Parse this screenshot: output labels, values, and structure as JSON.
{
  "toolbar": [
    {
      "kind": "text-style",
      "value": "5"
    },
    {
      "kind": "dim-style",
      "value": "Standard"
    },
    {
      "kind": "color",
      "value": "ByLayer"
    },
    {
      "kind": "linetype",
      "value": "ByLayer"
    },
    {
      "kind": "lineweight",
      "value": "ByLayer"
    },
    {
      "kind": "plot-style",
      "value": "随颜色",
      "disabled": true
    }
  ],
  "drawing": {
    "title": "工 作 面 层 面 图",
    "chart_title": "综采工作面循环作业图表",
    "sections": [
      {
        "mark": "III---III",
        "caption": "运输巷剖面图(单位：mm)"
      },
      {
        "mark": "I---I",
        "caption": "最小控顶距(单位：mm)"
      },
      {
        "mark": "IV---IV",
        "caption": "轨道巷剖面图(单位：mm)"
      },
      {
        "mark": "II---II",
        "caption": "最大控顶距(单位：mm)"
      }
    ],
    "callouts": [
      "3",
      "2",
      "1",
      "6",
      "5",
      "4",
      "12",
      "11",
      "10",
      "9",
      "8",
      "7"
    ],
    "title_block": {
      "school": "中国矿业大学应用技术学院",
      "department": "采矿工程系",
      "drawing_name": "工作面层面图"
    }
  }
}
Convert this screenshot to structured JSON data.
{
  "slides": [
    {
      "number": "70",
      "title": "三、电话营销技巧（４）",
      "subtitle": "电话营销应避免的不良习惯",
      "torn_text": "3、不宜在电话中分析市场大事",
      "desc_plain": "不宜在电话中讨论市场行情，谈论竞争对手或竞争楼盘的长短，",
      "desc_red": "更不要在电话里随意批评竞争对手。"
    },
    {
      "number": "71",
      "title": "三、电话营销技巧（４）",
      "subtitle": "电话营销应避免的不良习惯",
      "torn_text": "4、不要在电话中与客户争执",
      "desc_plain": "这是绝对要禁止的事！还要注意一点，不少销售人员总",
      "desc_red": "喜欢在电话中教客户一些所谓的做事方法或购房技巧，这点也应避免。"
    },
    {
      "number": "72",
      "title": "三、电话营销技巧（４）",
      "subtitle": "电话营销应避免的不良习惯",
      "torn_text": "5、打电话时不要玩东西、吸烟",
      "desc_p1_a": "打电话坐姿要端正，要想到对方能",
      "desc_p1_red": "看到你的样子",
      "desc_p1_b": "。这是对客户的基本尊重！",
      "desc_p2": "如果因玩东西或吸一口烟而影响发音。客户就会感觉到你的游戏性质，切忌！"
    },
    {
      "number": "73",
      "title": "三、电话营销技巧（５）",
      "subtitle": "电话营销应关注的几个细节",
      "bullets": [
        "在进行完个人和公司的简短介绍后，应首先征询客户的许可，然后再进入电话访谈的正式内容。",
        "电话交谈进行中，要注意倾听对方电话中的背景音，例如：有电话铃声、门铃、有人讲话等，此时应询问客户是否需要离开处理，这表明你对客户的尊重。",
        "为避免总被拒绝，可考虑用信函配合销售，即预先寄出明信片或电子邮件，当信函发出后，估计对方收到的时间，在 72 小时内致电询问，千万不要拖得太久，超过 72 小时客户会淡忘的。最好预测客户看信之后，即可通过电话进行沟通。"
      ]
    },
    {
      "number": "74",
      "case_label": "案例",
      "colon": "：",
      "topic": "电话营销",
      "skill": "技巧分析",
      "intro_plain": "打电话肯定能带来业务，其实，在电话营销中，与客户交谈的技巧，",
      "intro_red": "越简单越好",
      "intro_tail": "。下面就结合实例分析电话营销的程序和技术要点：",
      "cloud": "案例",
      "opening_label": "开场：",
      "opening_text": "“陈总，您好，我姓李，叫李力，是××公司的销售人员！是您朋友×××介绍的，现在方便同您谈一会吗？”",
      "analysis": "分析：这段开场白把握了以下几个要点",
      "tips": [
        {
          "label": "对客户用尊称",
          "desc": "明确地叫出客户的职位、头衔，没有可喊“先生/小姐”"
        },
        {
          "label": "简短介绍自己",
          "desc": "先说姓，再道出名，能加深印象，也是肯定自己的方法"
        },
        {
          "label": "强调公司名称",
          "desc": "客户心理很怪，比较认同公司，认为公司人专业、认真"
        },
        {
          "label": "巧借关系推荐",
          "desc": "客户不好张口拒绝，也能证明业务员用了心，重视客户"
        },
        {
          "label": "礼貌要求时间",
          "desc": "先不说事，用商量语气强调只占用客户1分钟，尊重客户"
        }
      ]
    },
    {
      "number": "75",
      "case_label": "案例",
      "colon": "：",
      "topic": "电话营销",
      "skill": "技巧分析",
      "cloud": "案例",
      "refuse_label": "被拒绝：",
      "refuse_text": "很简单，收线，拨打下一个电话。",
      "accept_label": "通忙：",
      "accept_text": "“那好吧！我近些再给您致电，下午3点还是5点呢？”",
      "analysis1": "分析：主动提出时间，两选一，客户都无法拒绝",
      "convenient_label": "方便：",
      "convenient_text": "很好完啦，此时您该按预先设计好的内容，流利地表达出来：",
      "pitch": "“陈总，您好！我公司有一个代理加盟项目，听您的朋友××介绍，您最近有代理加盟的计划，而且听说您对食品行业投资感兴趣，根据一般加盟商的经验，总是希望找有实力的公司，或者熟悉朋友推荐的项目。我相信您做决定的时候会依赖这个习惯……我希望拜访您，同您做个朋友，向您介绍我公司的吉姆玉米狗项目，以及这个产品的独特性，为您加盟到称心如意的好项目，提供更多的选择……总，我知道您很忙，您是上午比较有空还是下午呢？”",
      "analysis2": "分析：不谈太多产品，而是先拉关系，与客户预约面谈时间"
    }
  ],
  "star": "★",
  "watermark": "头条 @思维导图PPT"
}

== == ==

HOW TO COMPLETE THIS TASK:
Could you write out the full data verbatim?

RESPONSE:
Parse this screenshot: output labels, values, and structure as JSON.
{
  "toolbar": [
    {
      "kind": "text-style",
      "value": "5"
    },
    {
      "kind": "dim-style",
      "value": "Standard"
    },
    {
      "kind": "color",
      "value": "ByLayer"
    },
    {
      "kind": "linetype",
      "value": "ByLayer"
    },
    {
      "kind": "lineweight",
      "value": "ByLayer"
    },
    {
      "kind": "plot-style",
      "value": "随颜色",
      "disabled": true
    }
  ],
  "drawing": {
    "title": "工 作 面 层 面 图",
    "chart_title": "综采工作面循环作业图表",
    "sections": [
      {
        "mark": "III---III",
        "caption": "运输巷剖面图(单位：mm)"
      },
      {
        "mark": "I---I",
        "caption": "最小控顶距(单位：mm)"
      },
      {
        "mark": "IV---IV",
        "caption": "轨道巷剖面图(单位：mm)"
      },
      {
        "mark": "II---II",
        "caption": "最大控顶距(单位：mm)"
      }
    ],
    "callouts": [
      "3",
      "2",
      "1",
      "6",
      "5",
      "4",
      "12",
      "11",
      "10",
      "9",
      "8",
      "7"
    ],
    "title_block": {
      "school": "中国矿业大学应用技术学院",
      "department": "采矿工程系",
      "drawing_name": "工作面层面图"
    }
  }
}
Convert this screenshot to structured JSON data.
{
  "slides": [
    {
      "number": "70",
      "title": "三、电话营销技巧（４）",
      "subtitle": "电话营销应避免的不良习惯",
      "torn_text": "3、不宜在电话中分析市场大事",
      "desc_plain": "不宜在电话中讨论市场行情，谈论竞争对手或竞争楼盘的长短，",
      "desc_red": "更不要在电话里随意批评竞争对手。"
    },
    {
      "number": "71",
      "title": "三、电话营销技巧（４）",
      "subtitle": "电话营销应避免的不良习惯",
      "torn_text": "4、不要在电话中与客户争执",
      "desc_plain": "这是绝对要禁止的事！还要注意一点，不少销售人员总",
      "desc_red": "喜欢在电话中教客户一些所谓的做事方法或购房技巧，这点也应避免。"
    },
    {
      "number": "72",
      "title": "三、电话营销技巧（４）",
      "subtitle": "电话营销应避免的不良习惯",
      "torn_text": "5、打电话时不要玩东西、吸烟",
      "desc_p1_a": "打电话坐姿要端正，要想到对方能",
      "desc_p1_red": "看到你的样子",
      "desc_p1_b": "。这是对客户的基本尊重！",
      "desc_p2": "如果因玩东西或吸一口烟而影响发音。客户就会感觉到你的游戏性质，切忌！"
    },
    {
      "number": "73",
      "title": "三、电话营销技巧（５）",
      "subtitle": "电话营销应关注的几个细节",
      "bullets": [
        "在进行完个人和公司的简短介绍后，应首先征询客户的许可，然后再进入电话访谈的正式内容。",
        "电话交谈进行中，要注意倾听对方电话中的背景音，例如：有电话铃声、门铃、有人讲话等，此时应询问客户是否需要离开处理，这表明你对客户的尊重。",
        "为避免总被拒绝，可考虑用信函配合销售，即预先寄出明信片或电子邮件，当信函发出后，估计对方收到的时间，在 72 小时内致电询问，千万不要拖得太久，超过 72 小时客户会淡忘的。最好预测客户看信之后，即可通过电话进行沟通。"
      ]
    },
    {
      "number": "74",
      "case_label": "案例",
      "colon": "：",
      "topic": "电话营销",
      "skill": "技巧分析",
      "intro_plain": "打电话肯定能带来业务，其实，在电话营销中，与客户交谈的技巧，",
      "intro_red": "越简单越好",
      "intro_tail": "。下面就结合实例分析电话营销的程序和技术要点：",
      "cloud": "案例",
      "opening_label": "开场：",
      "opening_text": "“陈总，您好，我姓李，叫李力，是××公司的销售人员！是您朋友×××介绍的，现在方便同您谈一会吗？”",
      "analysis": "分析：这段开场白把握了以下几个要点",
      "tips": [
        {
          "label": "对客户用尊称",
          "desc": "明确地叫出客户的职位、头衔，没有可喊“先生/小姐”"
        },
        {
          "label": "简短介绍自己",
          "desc": "先说姓，再道出名，能加深印象，也是肯定自己的方法"
        },
        {
          "label": "强调公司名称",
          "desc": "客户心理很怪，比较认同公司，认为公司人专业、认真"
        },
        {
          "label": "巧借关系推荐",
          "desc": "客户不好张口拒绝，也能证明业务员用了心，重视客户"
        },
        {
          "label": "礼貌要求时间",
          "desc": "先不说事，用商量语气强调只占用客户1分钟，尊重客户"
        }
      ]
    },
    {
      "number": "75",
      "case_label": "案例",
      "colon": "：",
      "topic": "电话营销",
      "skill": "技巧分析",
      "cloud": "案例",
      "refuse_label": "被拒绝：",
      "refuse_text": "很简单，收线，拨打下一个电话。",
      "accept_label": "通忙：",
      "accept_text": "“那好吧！我近些再给您致电，下午3点还是5点呢？”",
      "analysis1": "分析：主动提出时间，两选一，客户都无法拒绝",
      "convenient_label": "方便：",
      "convenient_text": "很好完啦，此时您该按预先设计好的内容，流利地表达出来：",
      "pitch": "“陈总，您好！我公司有一个代理加盟项目，听您的朋友××介绍，您最近有代理加盟的计划，而且听说您对食品行业投资感兴趣，根据一般加盟商的经验，总是希望找有实力的公司，或者熟悉朋友推荐的项目。我相信您做决定的时候会依赖这个习惯……我希望拜访您，同您做个朋友，向您介绍我公司的吉姆玉米狗项目，以及这个产品的独特性，为您加盟到称心如意的好项目，提供更多的选择……总，我知道您很忙，您是上午比较有空还是下午呢？”",
      "analysis2": "分析：不谈太多产品，而是先拉关系，与客户预约面谈时间"
    }
  ],
  "star": "★",
  "watermark": "头条 @思维导图PPT"
}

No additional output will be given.